Under the board’s supervision, the utility has proposed spending large sums — including part of the FEMA fund intended to repair Puerto Rico’s grid — to build even more fracked gas infrastructure. That money is being funneled toward U.S. companies like the billionaire-led fossil fuel firm New Fortress Energy, which recently constructed a gas import terminal in San Juan.
Environmental advocate Myrna Conty says the company failed to consult with nearby communities when assessing the facility’s health and safety risks, which could include deadly explosions or fires from a gas leak. The New Fortress terminal is also adjacent to Sabana, a low-income community already subjected to pollution from nearby petroleum terminals and port traffic.
“They don’t live here. They don’t care about the environment here. They’ll go, and we’ll be contaminated and sick.”
Environmental Advocate with Alliance for Renewable Energy Now coalition
Conty, who volunteers within the coalition pushing for the distributed solar plan, believes the companies with which the utility is contracting don’t have the best interests of Puerto Ricans in mind.
“They’re going to make money off us and leave us behind,” she says. “They don’t live here. They don’t care about the environment here. They’ll go, and we’ll be contaminated and sick.”

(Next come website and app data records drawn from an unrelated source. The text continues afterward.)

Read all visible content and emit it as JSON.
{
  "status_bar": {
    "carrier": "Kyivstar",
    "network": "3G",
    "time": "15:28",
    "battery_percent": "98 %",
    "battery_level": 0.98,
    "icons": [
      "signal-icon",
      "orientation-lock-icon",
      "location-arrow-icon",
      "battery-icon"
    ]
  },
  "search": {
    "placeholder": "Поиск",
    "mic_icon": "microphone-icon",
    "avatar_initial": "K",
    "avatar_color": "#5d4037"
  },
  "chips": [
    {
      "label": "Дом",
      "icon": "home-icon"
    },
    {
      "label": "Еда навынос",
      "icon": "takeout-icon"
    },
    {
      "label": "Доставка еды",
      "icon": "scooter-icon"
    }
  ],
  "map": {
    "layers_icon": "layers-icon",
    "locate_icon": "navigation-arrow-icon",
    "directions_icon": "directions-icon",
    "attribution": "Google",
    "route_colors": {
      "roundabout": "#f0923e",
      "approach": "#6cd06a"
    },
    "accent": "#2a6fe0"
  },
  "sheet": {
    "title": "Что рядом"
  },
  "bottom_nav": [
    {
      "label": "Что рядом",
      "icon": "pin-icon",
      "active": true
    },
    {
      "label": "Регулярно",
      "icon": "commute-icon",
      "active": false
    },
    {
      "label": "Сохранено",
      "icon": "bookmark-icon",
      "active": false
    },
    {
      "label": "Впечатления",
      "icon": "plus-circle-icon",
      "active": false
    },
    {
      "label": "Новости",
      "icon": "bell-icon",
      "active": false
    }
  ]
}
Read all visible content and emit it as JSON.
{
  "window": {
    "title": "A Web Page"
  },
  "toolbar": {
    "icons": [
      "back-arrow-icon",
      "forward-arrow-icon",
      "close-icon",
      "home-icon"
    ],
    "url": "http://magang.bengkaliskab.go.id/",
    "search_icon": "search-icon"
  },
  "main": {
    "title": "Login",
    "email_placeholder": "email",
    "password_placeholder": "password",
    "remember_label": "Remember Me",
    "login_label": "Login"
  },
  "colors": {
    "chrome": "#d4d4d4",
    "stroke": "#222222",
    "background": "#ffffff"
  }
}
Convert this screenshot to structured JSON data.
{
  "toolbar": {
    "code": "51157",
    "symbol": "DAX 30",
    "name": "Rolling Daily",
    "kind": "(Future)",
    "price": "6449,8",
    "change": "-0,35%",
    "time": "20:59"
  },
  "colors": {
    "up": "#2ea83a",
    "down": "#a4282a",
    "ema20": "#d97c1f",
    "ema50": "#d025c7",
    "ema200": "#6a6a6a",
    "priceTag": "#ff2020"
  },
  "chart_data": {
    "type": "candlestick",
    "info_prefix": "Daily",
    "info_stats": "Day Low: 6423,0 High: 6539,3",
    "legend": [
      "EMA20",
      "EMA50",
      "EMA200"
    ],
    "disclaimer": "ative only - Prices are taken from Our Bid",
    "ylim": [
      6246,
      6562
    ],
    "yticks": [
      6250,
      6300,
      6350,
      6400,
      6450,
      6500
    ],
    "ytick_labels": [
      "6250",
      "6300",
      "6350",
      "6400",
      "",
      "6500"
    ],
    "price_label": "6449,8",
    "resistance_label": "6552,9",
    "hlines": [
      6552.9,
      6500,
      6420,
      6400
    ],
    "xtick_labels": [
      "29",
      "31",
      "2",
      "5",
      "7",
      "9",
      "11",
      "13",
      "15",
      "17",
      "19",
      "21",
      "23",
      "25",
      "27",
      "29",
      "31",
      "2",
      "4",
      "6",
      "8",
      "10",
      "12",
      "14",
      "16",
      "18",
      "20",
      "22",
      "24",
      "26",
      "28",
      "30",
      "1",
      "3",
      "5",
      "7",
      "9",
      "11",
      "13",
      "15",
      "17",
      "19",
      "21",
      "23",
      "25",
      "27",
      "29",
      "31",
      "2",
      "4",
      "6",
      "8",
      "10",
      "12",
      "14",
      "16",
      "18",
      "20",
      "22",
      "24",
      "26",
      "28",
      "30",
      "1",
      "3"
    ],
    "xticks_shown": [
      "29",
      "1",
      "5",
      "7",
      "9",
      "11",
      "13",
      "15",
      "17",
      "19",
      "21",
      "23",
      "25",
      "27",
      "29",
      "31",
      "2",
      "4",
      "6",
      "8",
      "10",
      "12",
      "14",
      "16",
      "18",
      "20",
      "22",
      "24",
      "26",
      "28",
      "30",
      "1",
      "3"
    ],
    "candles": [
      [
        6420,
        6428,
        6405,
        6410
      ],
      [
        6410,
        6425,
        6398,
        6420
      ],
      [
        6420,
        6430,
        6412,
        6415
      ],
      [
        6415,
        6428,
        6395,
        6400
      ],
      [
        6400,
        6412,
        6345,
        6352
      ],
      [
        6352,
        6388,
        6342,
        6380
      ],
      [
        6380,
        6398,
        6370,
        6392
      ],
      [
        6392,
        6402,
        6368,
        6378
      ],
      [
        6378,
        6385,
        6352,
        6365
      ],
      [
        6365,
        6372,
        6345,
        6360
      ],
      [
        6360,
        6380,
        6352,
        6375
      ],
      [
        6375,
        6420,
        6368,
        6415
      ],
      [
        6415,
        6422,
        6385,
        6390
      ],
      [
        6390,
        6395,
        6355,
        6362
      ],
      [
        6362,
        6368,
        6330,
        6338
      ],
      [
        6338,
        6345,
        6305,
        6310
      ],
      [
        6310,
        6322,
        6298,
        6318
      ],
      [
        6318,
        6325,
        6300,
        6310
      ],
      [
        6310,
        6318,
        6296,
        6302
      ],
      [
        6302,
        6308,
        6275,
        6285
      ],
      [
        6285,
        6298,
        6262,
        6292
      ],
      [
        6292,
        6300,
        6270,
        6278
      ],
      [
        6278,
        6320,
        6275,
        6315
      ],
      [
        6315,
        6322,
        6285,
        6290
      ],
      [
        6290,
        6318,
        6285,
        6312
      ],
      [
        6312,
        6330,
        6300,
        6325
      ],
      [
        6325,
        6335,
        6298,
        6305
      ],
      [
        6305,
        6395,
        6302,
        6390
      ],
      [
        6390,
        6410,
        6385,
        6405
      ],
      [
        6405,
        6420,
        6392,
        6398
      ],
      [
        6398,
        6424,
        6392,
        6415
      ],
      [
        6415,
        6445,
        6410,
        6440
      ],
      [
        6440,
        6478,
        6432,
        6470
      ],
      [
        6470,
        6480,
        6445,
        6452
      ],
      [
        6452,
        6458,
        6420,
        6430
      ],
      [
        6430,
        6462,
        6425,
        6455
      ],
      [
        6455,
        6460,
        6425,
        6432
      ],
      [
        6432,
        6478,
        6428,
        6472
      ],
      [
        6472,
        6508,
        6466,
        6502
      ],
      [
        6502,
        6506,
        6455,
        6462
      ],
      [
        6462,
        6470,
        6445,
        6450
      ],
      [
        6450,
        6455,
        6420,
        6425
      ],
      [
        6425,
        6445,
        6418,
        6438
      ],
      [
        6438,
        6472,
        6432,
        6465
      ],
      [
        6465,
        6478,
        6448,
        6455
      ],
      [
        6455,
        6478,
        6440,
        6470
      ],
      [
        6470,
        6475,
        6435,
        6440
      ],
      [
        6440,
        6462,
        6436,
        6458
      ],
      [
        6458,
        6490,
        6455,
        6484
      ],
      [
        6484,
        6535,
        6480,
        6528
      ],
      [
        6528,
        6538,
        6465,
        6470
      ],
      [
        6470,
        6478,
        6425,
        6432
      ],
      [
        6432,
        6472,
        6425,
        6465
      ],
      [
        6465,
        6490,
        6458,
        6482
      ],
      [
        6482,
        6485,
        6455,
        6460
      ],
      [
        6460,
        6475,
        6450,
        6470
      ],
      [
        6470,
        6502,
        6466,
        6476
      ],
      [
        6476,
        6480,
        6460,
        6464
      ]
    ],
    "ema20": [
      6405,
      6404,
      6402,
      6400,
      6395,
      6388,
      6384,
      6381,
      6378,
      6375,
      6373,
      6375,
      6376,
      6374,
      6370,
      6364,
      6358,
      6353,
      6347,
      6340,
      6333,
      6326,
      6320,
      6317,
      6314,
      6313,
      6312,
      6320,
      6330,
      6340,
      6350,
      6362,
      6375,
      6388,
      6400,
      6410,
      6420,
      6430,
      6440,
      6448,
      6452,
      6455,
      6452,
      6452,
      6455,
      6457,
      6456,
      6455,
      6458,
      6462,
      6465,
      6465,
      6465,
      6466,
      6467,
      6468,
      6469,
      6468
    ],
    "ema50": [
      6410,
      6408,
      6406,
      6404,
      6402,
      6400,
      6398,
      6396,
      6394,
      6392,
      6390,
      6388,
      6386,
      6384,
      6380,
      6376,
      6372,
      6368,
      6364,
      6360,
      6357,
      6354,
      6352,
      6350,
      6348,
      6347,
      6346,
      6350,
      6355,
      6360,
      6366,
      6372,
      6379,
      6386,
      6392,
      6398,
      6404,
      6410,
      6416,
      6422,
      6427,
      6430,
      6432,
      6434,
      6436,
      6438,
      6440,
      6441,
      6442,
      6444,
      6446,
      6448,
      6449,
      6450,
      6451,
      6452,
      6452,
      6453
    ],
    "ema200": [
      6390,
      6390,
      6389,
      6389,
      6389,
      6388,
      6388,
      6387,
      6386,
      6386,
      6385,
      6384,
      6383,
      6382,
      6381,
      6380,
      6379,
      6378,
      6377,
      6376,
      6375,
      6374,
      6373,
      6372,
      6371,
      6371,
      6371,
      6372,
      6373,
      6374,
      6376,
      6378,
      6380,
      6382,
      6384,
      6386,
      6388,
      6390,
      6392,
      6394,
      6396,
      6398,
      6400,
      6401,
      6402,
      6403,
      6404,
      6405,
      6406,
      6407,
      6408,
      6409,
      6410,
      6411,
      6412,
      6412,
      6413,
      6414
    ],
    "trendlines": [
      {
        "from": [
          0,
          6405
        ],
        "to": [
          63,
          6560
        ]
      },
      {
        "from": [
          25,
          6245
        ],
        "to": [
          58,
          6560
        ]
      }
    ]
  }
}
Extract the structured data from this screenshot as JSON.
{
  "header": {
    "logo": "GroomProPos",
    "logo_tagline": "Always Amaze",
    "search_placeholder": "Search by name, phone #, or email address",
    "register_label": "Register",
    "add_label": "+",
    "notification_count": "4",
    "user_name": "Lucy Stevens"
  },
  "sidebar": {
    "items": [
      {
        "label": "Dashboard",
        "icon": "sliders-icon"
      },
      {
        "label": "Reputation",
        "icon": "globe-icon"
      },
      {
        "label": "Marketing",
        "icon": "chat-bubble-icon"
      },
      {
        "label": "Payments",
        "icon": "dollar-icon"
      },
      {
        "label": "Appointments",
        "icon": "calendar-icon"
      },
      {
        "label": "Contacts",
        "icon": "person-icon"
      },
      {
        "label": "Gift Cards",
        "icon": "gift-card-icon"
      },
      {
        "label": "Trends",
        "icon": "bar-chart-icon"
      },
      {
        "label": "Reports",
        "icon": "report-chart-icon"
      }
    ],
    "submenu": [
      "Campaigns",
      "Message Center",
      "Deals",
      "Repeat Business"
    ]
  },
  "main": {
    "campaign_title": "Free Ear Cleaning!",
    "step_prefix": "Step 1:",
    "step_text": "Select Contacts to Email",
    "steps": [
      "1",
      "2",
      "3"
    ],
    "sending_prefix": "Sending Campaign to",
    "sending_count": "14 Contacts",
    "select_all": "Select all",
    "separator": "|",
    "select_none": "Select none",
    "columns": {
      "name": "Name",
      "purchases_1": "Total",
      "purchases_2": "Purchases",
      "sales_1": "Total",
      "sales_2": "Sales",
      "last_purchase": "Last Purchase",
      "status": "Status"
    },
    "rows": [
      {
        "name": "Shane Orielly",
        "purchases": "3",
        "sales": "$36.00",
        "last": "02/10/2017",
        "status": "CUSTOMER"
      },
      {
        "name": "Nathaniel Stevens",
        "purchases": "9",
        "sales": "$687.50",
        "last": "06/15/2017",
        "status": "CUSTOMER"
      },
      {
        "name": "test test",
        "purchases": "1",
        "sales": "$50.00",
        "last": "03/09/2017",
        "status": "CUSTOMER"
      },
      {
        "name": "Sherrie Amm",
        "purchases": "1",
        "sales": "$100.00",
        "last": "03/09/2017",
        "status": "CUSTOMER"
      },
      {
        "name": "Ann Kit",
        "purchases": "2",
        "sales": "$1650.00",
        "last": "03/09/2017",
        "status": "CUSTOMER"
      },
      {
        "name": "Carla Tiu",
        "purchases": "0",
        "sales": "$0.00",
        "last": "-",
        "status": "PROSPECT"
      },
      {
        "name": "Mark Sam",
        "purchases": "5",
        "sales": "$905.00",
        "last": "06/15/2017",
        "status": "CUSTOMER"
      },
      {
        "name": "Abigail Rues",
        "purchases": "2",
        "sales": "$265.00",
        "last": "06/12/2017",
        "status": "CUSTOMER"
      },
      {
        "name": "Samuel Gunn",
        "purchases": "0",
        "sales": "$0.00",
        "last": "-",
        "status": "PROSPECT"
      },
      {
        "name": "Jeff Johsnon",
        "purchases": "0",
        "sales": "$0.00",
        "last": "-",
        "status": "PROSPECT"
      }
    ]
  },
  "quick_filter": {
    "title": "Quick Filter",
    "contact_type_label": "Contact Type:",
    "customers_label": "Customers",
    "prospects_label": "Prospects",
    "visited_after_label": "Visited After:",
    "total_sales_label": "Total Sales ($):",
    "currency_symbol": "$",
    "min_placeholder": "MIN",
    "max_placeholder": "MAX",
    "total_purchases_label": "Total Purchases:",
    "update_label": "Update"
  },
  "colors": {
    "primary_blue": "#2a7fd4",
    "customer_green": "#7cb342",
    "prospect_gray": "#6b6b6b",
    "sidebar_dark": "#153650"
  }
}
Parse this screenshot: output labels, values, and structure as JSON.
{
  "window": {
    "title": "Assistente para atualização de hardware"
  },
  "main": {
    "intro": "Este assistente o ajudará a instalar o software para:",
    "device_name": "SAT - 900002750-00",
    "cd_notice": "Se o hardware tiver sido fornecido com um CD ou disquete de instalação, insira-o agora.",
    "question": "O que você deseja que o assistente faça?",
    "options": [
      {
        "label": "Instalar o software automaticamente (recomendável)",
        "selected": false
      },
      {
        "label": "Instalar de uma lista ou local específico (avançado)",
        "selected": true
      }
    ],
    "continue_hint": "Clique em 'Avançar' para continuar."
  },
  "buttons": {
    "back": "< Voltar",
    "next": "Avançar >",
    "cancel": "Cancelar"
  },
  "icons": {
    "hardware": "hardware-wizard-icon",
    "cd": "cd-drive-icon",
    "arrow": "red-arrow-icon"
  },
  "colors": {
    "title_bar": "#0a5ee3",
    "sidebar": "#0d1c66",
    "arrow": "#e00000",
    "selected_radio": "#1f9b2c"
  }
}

In many cases, it’s not even possible for Puerto Ricans to learn what decisions those in power are making about the island’s energy future. Meetings have reportedly been held without public knowledge.
But at every opportunity, the coalition — with legal representation from Earthjustice — is fighting against efforts by the fossil fuel companies to keep Puerto Rico under their thumbs.
One prong of the coalition’s strategy involves shutting down the New Fortress terminal.
Under U.S. law, plans to build the terminal should have been reviewed by a federal energy commission before construction began. That never happened, because New Fortress never submitted an application.
In March, Earthjustice filed a formal complaint calling on the commission to exercise its power to close the facility. The coalition is also seeking an investigation by the Puerto Rico Legislative Assembly.
“It’s the commission’s duty to protect communities,” says Murthy, the Earthjustice attorney representing the coalition.
While the coalition works to take down a gas terminal, it’s also seeking to guide Puerto Rico’s future energy investments in a more sustainable direction. Earthjustice and partners have been meeting with Rep. Raúl Grijalva (D-Ariz.) and Rep. Nydia Velázquez (D-N.Y.), who Murthy says are looking for ways to support clean energy on the island.
Grijalva and Velázquez were two of 17 senators and congressional representatives, including Rep. Alexandria Ocasio-Cortez (D-N.Y.) and Sen. Chuck Schumer (D-N.Y.), who recently called on FEMA to ensure that the nearly $10 billion in recovery funds are used to bring renewable energy to the island.
There’s a long road ahead to reach the coalition’s vision for Puerto Rico. But Santiago says she believes it’s possible for Puerto Ricans to become producers, not just consumers, of energy.
“The citizens would reap the benefits of the energy system,” she says. “A radical energy system transformation is doable in Puerto Rico.”